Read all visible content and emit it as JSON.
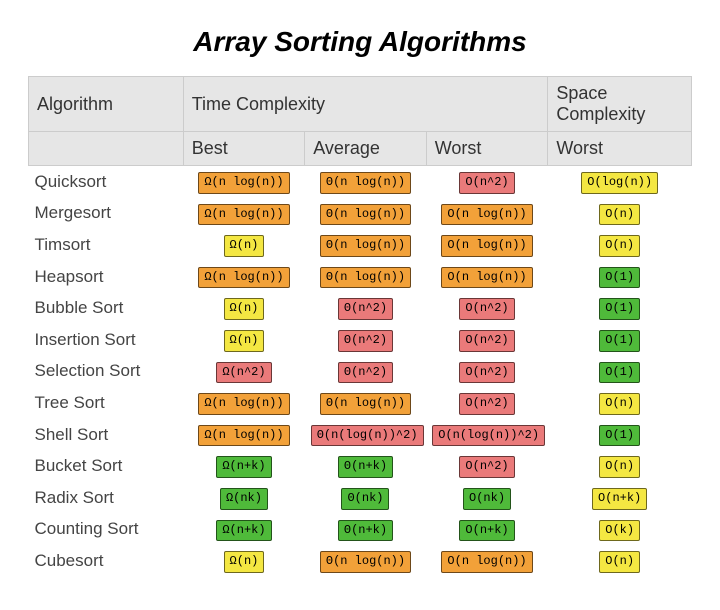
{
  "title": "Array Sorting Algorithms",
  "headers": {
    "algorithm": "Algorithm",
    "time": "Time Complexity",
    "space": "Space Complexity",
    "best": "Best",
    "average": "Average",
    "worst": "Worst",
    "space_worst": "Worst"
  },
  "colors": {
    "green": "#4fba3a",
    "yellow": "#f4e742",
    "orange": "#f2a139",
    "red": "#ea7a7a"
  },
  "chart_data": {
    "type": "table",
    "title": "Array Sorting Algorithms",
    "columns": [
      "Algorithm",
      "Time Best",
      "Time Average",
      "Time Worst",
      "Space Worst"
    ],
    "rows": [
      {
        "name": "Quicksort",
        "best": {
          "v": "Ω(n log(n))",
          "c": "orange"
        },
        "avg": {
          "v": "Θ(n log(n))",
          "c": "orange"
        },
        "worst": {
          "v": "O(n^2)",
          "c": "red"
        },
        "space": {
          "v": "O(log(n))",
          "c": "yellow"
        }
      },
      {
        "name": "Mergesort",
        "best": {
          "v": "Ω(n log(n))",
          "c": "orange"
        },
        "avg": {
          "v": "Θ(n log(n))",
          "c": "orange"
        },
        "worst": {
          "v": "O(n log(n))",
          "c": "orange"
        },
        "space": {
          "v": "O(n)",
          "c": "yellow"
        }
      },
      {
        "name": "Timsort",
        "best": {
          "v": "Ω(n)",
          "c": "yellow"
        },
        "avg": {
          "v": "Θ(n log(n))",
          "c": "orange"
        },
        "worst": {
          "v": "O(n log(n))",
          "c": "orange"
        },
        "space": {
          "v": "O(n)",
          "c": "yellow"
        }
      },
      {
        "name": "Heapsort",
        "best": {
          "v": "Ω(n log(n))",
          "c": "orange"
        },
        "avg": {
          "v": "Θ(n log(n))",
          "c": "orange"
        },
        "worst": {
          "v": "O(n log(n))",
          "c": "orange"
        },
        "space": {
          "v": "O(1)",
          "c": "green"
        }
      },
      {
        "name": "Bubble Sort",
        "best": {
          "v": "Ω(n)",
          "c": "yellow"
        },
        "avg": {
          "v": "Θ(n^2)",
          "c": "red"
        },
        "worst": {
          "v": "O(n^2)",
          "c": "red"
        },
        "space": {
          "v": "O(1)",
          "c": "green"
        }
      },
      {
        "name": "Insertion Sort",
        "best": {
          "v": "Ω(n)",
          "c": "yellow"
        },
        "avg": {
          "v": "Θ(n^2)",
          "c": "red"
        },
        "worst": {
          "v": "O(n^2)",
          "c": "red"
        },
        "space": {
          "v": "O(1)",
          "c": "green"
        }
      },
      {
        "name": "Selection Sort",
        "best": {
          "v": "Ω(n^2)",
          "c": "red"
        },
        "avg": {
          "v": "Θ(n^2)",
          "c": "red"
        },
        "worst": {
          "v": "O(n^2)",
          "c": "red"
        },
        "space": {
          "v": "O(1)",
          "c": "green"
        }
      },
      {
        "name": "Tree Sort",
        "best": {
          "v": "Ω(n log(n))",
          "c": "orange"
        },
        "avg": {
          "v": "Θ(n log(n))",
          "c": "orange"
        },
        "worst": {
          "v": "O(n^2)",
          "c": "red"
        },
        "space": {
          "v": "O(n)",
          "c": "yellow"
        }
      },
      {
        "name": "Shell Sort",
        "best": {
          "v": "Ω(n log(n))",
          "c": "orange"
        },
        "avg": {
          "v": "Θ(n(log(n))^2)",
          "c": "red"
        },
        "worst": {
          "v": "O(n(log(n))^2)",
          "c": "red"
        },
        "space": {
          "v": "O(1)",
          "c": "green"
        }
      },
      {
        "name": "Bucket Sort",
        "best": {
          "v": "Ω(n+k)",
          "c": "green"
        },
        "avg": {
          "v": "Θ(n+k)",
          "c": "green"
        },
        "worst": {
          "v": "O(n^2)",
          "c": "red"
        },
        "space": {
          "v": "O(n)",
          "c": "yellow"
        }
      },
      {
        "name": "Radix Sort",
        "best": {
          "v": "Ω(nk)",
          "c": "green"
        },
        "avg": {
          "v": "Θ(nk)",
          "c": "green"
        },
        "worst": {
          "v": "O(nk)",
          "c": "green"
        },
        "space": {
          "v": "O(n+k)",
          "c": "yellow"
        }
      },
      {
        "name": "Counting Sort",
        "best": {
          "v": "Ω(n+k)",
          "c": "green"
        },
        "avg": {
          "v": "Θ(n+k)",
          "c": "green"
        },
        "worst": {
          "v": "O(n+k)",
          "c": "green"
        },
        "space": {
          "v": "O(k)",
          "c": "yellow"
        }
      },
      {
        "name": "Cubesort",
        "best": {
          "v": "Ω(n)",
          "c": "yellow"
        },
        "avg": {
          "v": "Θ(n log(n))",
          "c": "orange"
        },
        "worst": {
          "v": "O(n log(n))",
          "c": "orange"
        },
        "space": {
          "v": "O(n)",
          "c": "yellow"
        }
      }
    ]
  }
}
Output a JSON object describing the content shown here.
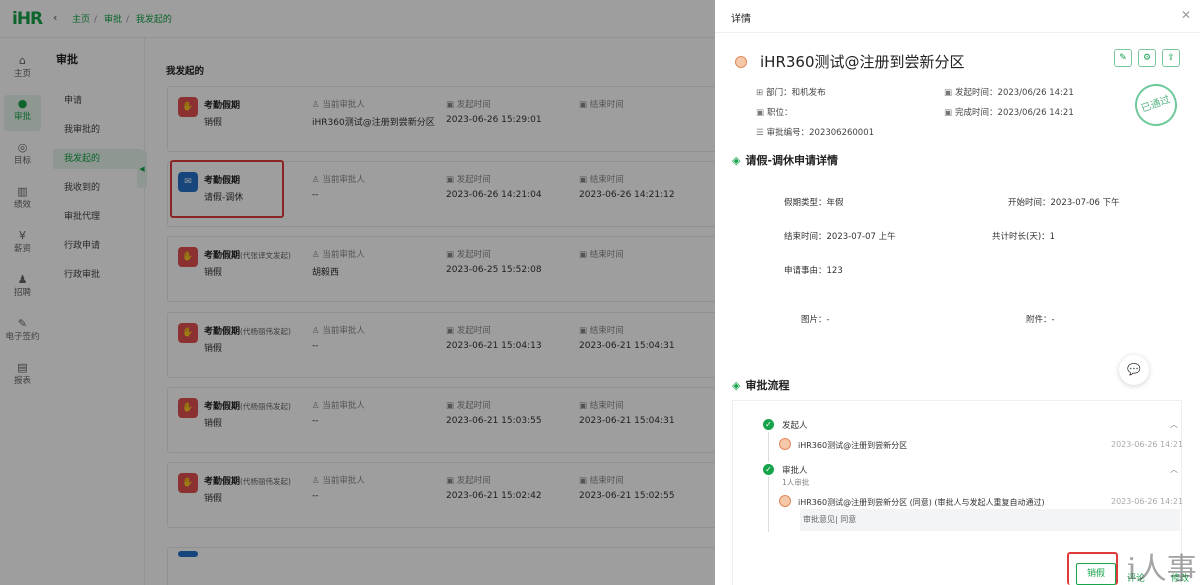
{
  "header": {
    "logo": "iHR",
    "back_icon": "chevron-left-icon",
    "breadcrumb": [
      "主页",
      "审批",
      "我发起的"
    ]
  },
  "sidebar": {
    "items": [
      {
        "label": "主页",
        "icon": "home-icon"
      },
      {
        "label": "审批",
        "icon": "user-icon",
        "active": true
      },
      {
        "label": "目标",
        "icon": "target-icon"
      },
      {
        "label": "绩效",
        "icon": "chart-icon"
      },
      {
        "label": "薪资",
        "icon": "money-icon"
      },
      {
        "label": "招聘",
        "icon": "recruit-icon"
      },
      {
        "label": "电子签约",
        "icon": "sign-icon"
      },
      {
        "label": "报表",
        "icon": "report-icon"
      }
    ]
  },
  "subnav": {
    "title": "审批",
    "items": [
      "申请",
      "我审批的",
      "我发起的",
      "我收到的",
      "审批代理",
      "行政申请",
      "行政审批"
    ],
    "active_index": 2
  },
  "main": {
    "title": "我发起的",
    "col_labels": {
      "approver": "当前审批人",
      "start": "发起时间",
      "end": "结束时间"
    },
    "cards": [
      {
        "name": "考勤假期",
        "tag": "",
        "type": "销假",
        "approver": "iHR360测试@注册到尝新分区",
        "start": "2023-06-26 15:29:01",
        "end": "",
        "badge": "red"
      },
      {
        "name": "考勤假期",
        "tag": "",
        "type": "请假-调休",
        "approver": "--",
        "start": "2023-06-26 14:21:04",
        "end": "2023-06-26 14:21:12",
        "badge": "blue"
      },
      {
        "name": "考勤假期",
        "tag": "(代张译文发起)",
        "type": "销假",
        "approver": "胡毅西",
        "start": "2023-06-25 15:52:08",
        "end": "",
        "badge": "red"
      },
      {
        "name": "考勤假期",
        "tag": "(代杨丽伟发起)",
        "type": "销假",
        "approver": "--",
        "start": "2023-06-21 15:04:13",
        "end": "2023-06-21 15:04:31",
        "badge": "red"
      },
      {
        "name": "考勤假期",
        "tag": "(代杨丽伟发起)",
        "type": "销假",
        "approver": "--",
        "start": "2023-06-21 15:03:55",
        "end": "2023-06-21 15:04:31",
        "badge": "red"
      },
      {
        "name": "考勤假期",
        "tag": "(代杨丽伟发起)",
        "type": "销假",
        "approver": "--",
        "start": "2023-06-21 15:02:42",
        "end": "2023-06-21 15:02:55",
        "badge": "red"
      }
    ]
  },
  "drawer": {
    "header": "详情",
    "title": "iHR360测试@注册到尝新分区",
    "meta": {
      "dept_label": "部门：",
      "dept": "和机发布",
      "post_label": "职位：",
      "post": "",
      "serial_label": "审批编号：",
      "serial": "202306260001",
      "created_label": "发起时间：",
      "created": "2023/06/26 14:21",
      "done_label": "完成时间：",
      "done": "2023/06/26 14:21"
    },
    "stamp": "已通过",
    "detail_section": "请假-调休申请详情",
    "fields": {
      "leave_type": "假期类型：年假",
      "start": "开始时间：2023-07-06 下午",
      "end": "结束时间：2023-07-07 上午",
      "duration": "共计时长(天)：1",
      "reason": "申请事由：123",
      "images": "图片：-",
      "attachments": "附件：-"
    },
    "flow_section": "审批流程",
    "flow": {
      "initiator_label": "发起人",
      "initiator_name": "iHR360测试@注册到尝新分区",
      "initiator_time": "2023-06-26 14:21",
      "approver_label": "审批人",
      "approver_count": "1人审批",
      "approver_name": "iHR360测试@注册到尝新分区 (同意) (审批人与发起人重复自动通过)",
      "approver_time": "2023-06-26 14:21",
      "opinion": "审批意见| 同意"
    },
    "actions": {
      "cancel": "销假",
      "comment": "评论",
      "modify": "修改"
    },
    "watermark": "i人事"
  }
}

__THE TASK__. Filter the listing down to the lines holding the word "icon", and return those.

__TASK RESULT__.
    "back_icon": "chevron-left-icon",
        "icon": "home-icon"
        "icon": "user-icon",
        "icon": "target-icon"
        "icon": "chart-icon"
        "icon": "money-icon"
        "icon": "recruit-icon"
        "icon": "sign-icon"
        "icon": "report-icon"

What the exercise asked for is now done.